:: Requirement ::
Every line of the data below that holds the string "http" needs to be reported.

:: Provided records

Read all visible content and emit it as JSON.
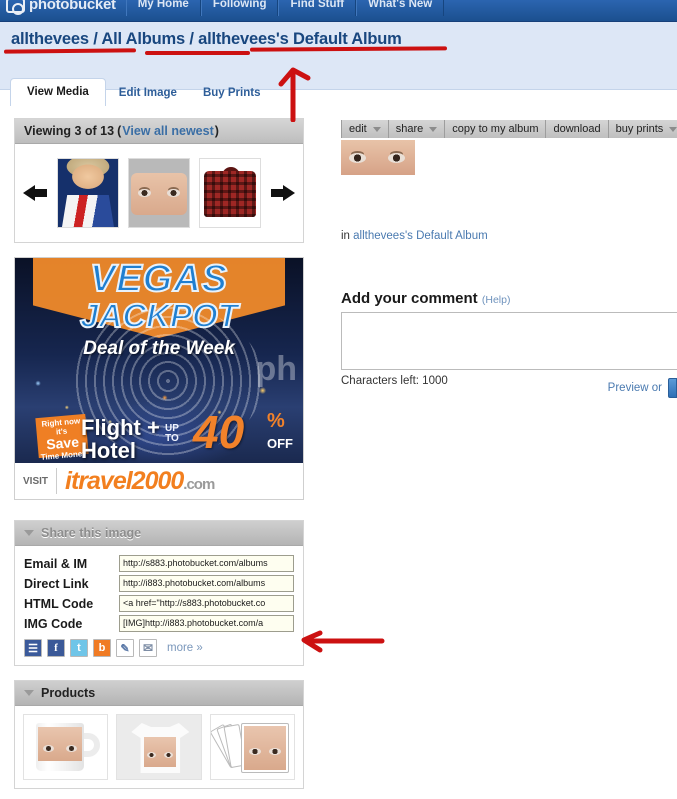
{
  "site": {
    "brand": "photobucket",
    "logo_icon": "photobucket-camera-icon",
    "nav": [
      {
        "label": "My Home"
      },
      {
        "label": "Following"
      },
      {
        "label": "Find Stuff"
      },
      {
        "label": "What's New"
      }
    ]
  },
  "breadcrumb": {
    "user": "allthevees",
    "sep": "/",
    "all_albums": "All Albums",
    "album": "allthevees's Default Album"
  },
  "tabs": [
    {
      "label": "View Media",
      "active": true
    },
    {
      "label": "Edit Image",
      "active": false
    },
    {
      "label": "Buy Prints",
      "active": false
    }
  ],
  "viewer": {
    "title_prefix": "Viewing 3 of 13",
    "title_paren_open": "(",
    "view_all_newest": "View all newest",
    "title_paren_close": ")",
    "current_index": 3,
    "total": 13,
    "prev_icon": "arrow-left-icon",
    "next_icon": "arrow-right-icon",
    "thumbs": [
      {
        "alt": "man in white jumpsuit portrait"
      },
      {
        "alt": "close up of eyes"
      },
      {
        "alt": "red plaid flannel shirt"
      }
    ]
  },
  "ad": {
    "headline_1": "VEGAS",
    "headline_2": "JACKPOT",
    "subhead": "Deal of the Week",
    "offer_line_1": "Flight +",
    "offer_line_2": "Hotel",
    "upto_1": "UP",
    "upto_2": "TO",
    "discount": "40",
    "percent": "%",
    "off": "OFF",
    "save_small": "Right now it's",
    "save_big": "Save",
    "save_sub": "Time Money",
    "visit": "VISIT",
    "brand": "itravel2000",
    "brand_tld": ".com",
    "watermark": "ph"
  },
  "share": {
    "panel_title": "Share this image",
    "collapse_icon": "triangle-down-icon",
    "rows": [
      {
        "label": "Email & IM",
        "value": "http://s883.photobucket.com/albums"
      },
      {
        "label": "Direct Link",
        "value": "http://i883.photobucket.com/albums"
      },
      {
        "label": "HTML Code",
        "value": "<a href=\"http://s883.photobucket.co"
      },
      {
        "label": "IMG Code",
        "value": "[IMG]http://i883.photobucket.com/a"
      }
    ],
    "icons": [
      {
        "name": "myspace-icon",
        "glyph": "\u0000"
      },
      {
        "name": "facebook-icon",
        "glyph": "f"
      },
      {
        "name": "twitter-icon",
        "glyph": "t"
      },
      {
        "name": "blogger-icon",
        "glyph": "b"
      },
      {
        "name": "tag-link-icon",
        "glyph": "✎"
      },
      {
        "name": "email-icon",
        "glyph": "✉"
      }
    ],
    "more_label": "more »"
  },
  "products": {
    "panel_title": "Products",
    "collapse_icon": "triangle-down-icon",
    "items": [
      {
        "alt": "photo mug"
      },
      {
        "alt": "photo t-shirt"
      },
      {
        "alt": "photo playing cards"
      }
    ]
  },
  "image_toolbar": [
    {
      "label": "edit",
      "has_caret": true
    },
    {
      "label": "share",
      "has_caret": true
    },
    {
      "label": "copy to my album",
      "has_caret": false
    },
    {
      "label": "download",
      "has_caret": false
    },
    {
      "label": "buy prints",
      "has_caret": true
    }
  ],
  "image_meta": {
    "in_label": "in",
    "album_link": "allthevees's Default Album"
  },
  "comment": {
    "heading": "Add your comment",
    "help": "(Help)",
    "textarea_value": "",
    "textarea_placeholder": "",
    "chars_left": "Characters left: 1000",
    "preview_label": "Preview or",
    "submit_label": ""
  },
  "colors": {
    "navbar": "#1f5bac",
    "header_band": "#dde7f6",
    "breadcrumb_text": "#19477f",
    "link": "#4a7ab0",
    "annotation_red": "#cc1111",
    "panel_head": "#c6c6c6",
    "input_bg": "#fefef0"
  }
}
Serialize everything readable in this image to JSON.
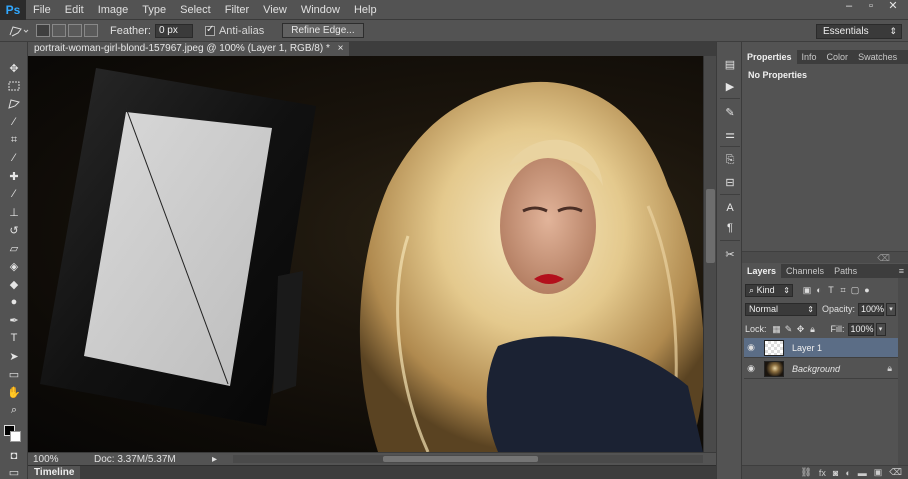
{
  "app": {
    "logo": "Ps"
  },
  "menu": [
    "File",
    "Edit",
    "Image",
    "Type",
    "Select",
    "Filter",
    "View",
    "Window",
    "Help"
  ],
  "window_controls": [
    "–",
    "▫",
    "✕"
  ],
  "options": {
    "feather_label": "Feather:",
    "feather_value": "0 px",
    "antialias_label": "Anti-alias",
    "antialias_checked": true,
    "refine_edge": "Refine Edge...",
    "workspace": "Essentials"
  },
  "document": {
    "tab_title": "portrait-woman-girl-blond-157967.jpeg @ 100% (Layer 1, RGB/8) *",
    "close": "×",
    "zoom": "100%",
    "doc_info": "Doc: 3.37M/5.37M",
    "timeline_label": "Timeline"
  },
  "colors": {
    "foreground": "#000000",
    "background": "#ffffff",
    "selected_layer": "#5b6d86"
  },
  "properties_panel": {
    "tabs": [
      "Properties",
      "Info",
      "Color",
      "Swatches"
    ],
    "active_tab": "Properties",
    "content": "No Properties"
  },
  "layers_panel": {
    "tabs": [
      "Layers",
      "Channels",
      "Paths"
    ],
    "active_tab": "Layers",
    "filter_kind": "Kind",
    "blend_mode": "Normal",
    "opacity_label": "Opacity:",
    "opacity_value": "100%",
    "lock_label": "Lock:",
    "fill_label": "Fill:",
    "fill_value": "100%",
    "layers": [
      {
        "name": "Layer 1",
        "visible": true,
        "selected": true,
        "thumb": "transparent",
        "locked": false
      },
      {
        "name": "Background",
        "visible": true,
        "selected": false,
        "thumb": "photo",
        "locked": true
      }
    ]
  }
}
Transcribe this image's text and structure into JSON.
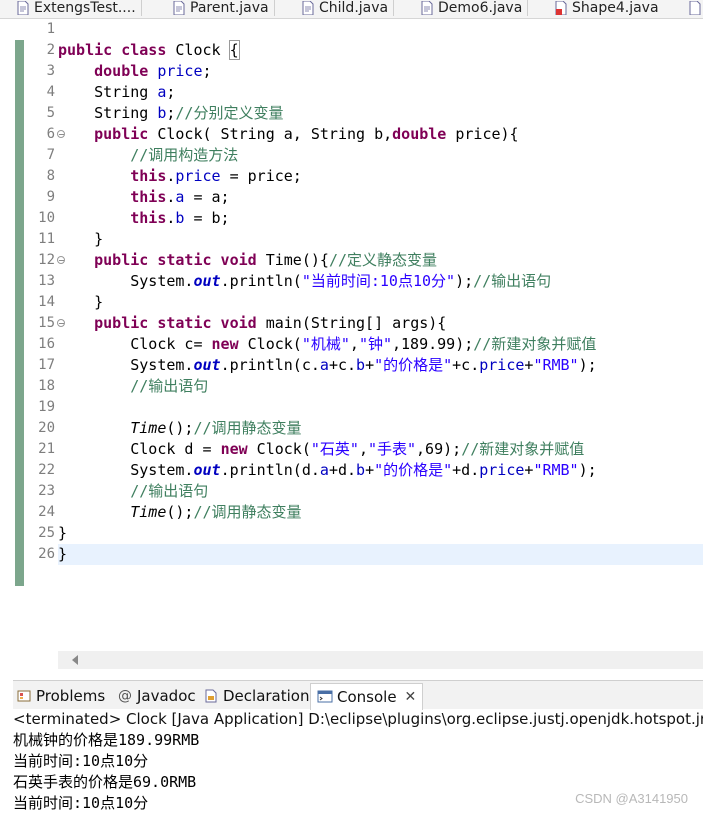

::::

:: Solution to this exercise ::
        "value": "http://s883.photobucket.com/albums"
        "value": "http://i883.photobucket.com/albums"
        "value": "<a href=\"http://s883.photobucket.co"
        "value": "[IMG]http://i883.photobucket.com/a"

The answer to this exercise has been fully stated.